%%

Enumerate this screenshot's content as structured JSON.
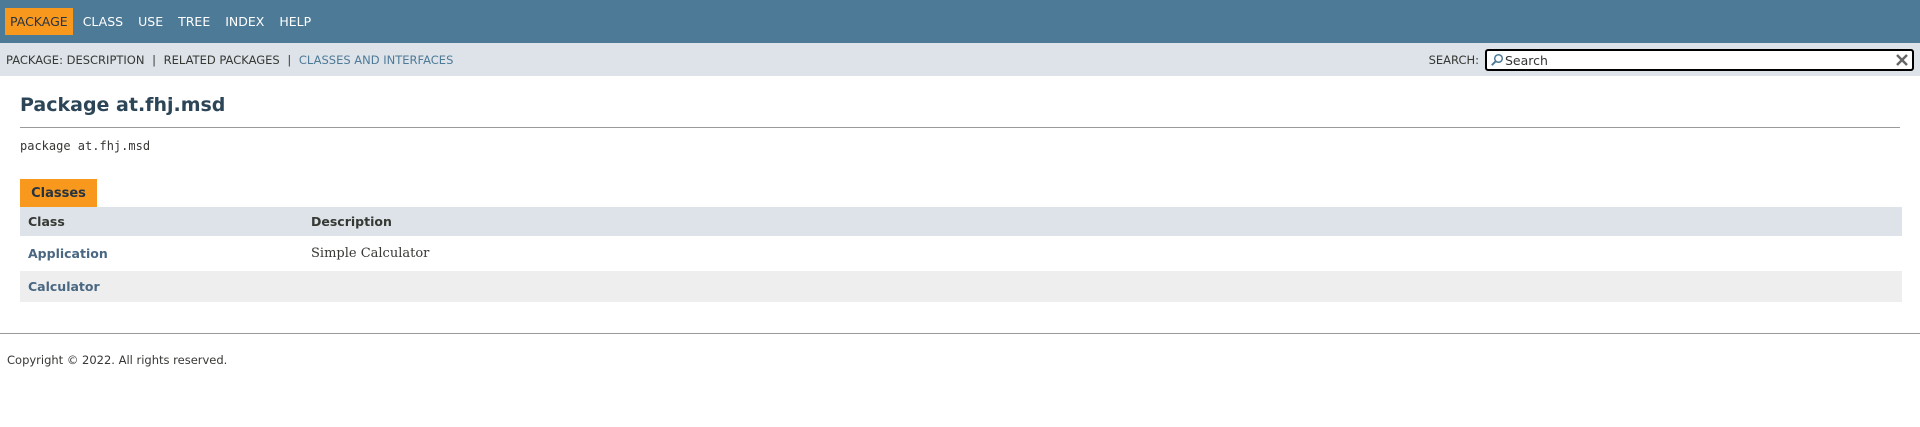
{
  "top_nav": {
    "items": [
      {
        "label": "Package"
      },
      {
        "label": "Class"
      },
      {
        "label": "Use"
      },
      {
        "label": "Tree"
      },
      {
        "label": "Index"
      },
      {
        "label": "Help"
      }
    ],
    "active_index": 0
  },
  "sub_nav": {
    "package_label": "Package:",
    "description_label": "Description",
    "separator": "|",
    "related_packages_label": "Related Packages",
    "classes_and_interfaces_label": "Classes and Interfaces"
  },
  "search": {
    "label": "SEARCH:",
    "placeholder": "Search",
    "value": ""
  },
  "header": {
    "title": "Package at.fhj.msd",
    "signature": "package at.fhj.msd"
  },
  "summary": {
    "tab_label": "Classes",
    "columns": [
      "Class",
      "Description"
    ],
    "rows": [
      {
        "class": "Application",
        "description": "Simple Calculator"
      },
      {
        "class": "Calculator",
        "description": ""
      }
    ]
  },
  "footer": {
    "copyright": "Copyright © 2022. All rights reserved."
  },
  "colors": {
    "top_nav_bg": "#4d7a97",
    "active_tab": "#f8981d",
    "sub_nav_bg": "#dee3e9",
    "link": "#4a6782"
  },
  "icons": {
    "search": "search-icon",
    "reset": "close-icon"
  }
}
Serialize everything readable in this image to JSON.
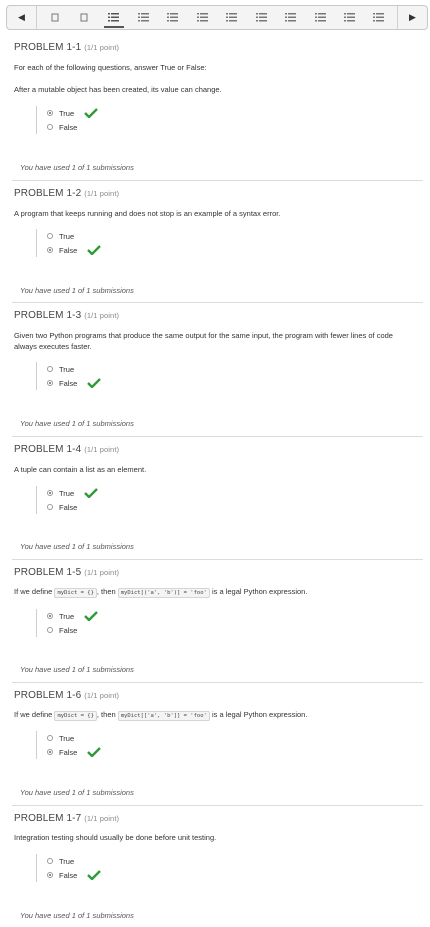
{
  "nav": {
    "prev_icon": "triangle-left",
    "next_icon": "triangle-right",
    "active_tab": 2
  },
  "intro": "For each of the following questions, answer True or False:",
  "used_text": "You have used 1 of 1 submissions",
  "problems": [
    {
      "title": "PROBLEM 1-1",
      "points": "(1/1 point)",
      "question": "After a mutable object has been created, its value can change.",
      "choices": [
        "True",
        "False"
      ],
      "selected": 0
    },
    {
      "title": "PROBLEM 1-2",
      "points": "(1/1 point)",
      "question": "A program that keeps running and does not stop is an example of a syntax error.",
      "choices": [
        "True",
        "False"
      ],
      "selected": 1
    },
    {
      "title": "PROBLEM 1-3",
      "points": "(1/1 point)",
      "question": "Given two Python programs that produce the same output for the same input, the program with fewer lines of code always executes faster.",
      "choices": [
        "True",
        "False"
      ],
      "selected": 1
    },
    {
      "title": "PROBLEM 1-4",
      "points": "(1/1 point)",
      "question": "A tuple can contain a list as an element.",
      "choices": [
        "True",
        "False"
      ],
      "selected": 0
    },
    {
      "title": "PROBLEM 1-5",
      "points": "(1/1 point)",
      "q_pre": "If we define",
      "code1": "myDict = {}",
      "q_mid": ", then",
      "code2": "myDict[('a', 'b')] = 'foo'",
      "q_post": "is a legal Python expression.",
      "choices": [
        "True",
        "False"
      ],
      "selected": 0
    },
    {
      "title": "PROBLEM 1-6",
      "points": "(1/1 point)",
      "q_pre": "If we define",
      "code1": "myDict = {}",
      "q_mid": ", then",
      "code2": "myDict[['a', 'b']] = 'foo'",
      "q_post": "is a legal Python expression.",
      "choices": [
        "True",
        "False"
      ],
      "selected": 1
    },
    {
      "title": "PROBLEM 1-7",
      "points": "(1/1 point)",
      "question": "Integration testing should usually be done before unit testing.",
      "choices": [
        "True",
        "False"
      ],
      "selected": 1
    }
  ],
  "colors": {
    "check": "#2e9b36",
    "text": "#3c3c3c"
  }
}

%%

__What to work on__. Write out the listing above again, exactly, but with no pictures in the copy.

__Answer to this problem__.
Enumerate this screenshot's content as structured JSON.
{
  "top_nav": {
    "items": [
      {
        "label": "Package"
      },
      {
        "label": "Class"
      },
      {
        "label": "Use"
      },
      {
        "label": "Tree"
      },
      {
        "label": "Index"
      },
      {
        "label": "Help"
      }
    ],
    "active_index": 0
  },
  "sub_nav": {
    "package_label": "Package:",
    "description_label": "Description",
    "separator": "|",
    "related_packages_label": "Related Packages",
    "classes_and_interfaces_label": "Classes and Interfaces"
  },
  "search": {
    "label": "SEARCH:",
    "placeholder": "Search",
    "value": ""
  },
  "header": {
    "title": "Package at.fhj.msd",
    "signature": "package at.fhj.msd"
  },
  "summary": {
    "tab_label": "Classes",
    "columns": [
      "Class",
      "Description"
    ],
    "rows": [
      {
        "class": "Application",
        "description": "Simple Calculator"
      },
      {
        "class": "Calculator",
        "description": ""
      }
    ]
  },
  "footer": {
    "copyright": "Copyright © 2022. All rights reserved."
  },
  "colors": {
    "top_nav_bg": "#4d7a97",
    "active_tab": "#f8981d",
    "sub_nav_bg": "#dee3e9",
    "link": "#4a6782"
  },
  "icons": {
    "search": "search-icon",
    "reset": "close-icon"
  }
}
Serialize everything readable in this image to JSON.
{
  "nav": {
    "prev_icon": "triangle-left",
    "next_icon": "triangle-right",
    "active_tab": 2
  },
  "intro": "For each of the following questions, answer True or False:",
  "used_text": "You have used 1 of 1 submissions",
  "problems": [
    {
      "title": "PROBLEM 1-1",
      "points": "(1/1 point)",
      "question": "After a mutable object has been created, its value can change.",
      "choices": [
        "True",
        "False"
      ],
      "selected": 0
    },
    {
      "title": "PROBLEM 1-2",
      "points": "(1/1 point)",
      "question": "A program that keeps running and does not stop is an example of a syntax error.",
      "choices": [
        "True",
        "False"
      ],
      "selected": 1
    },
    {
      "title": "PROBLEM 1-3",
      "points": "(1/1 point)",
      "question": "Given two Python programs that produce the same output for the same input, the program with fewer lines of code always executes faster.",
      "choices": [
        "True",
        "False"
      ],
      "selected": 1
    },
    {
      "title": "PROBLEM 1-4",
      "points": "(1/1 point)",
      "question": "A tuple can contain a list as an element.",
      "choices": [
        "True",
        "False"
      ],
      "selected": 0
    },
    {
      "title": "PROBLEM 1-5",
      "points": "(1/1 point)",
      "q_pre": "If we define",
      "code1": "myDict = {}",
      "q_mid": ", then",
      "code2": "myDict[('a', 'b')] = 'foo'",
      "q_post": "is a legal Python expression.",
      "choices": [
        "True",
        "False"
      ],
      "selected": 0
    },
    {
      "title": "PROBLEM 1-6",
      "points": "(1/1 point)",
      "q_pre": "If we define",
      "code1": "myDict = {}",
      "q_mid": ", then",
      "code2": "myDict[['a', 'b']] = 'foo'",
      "q_post": "is a legal Python expression.",
      "choices": [
        "True",
        "False"
      ],
      "selected": 1
    },
    {
      "title": "PROBLEM 1-7",
      "points": "(1/1 point)",
      "question": "Integration testing should usually be done before unit testing.",
      "choices": [
        "True",
        "False"
      ],
      "selected": 1
    }
  ],
  "colors": {
    "check": "#2e9b36",
    "text": "#3c3c3c"
  }
}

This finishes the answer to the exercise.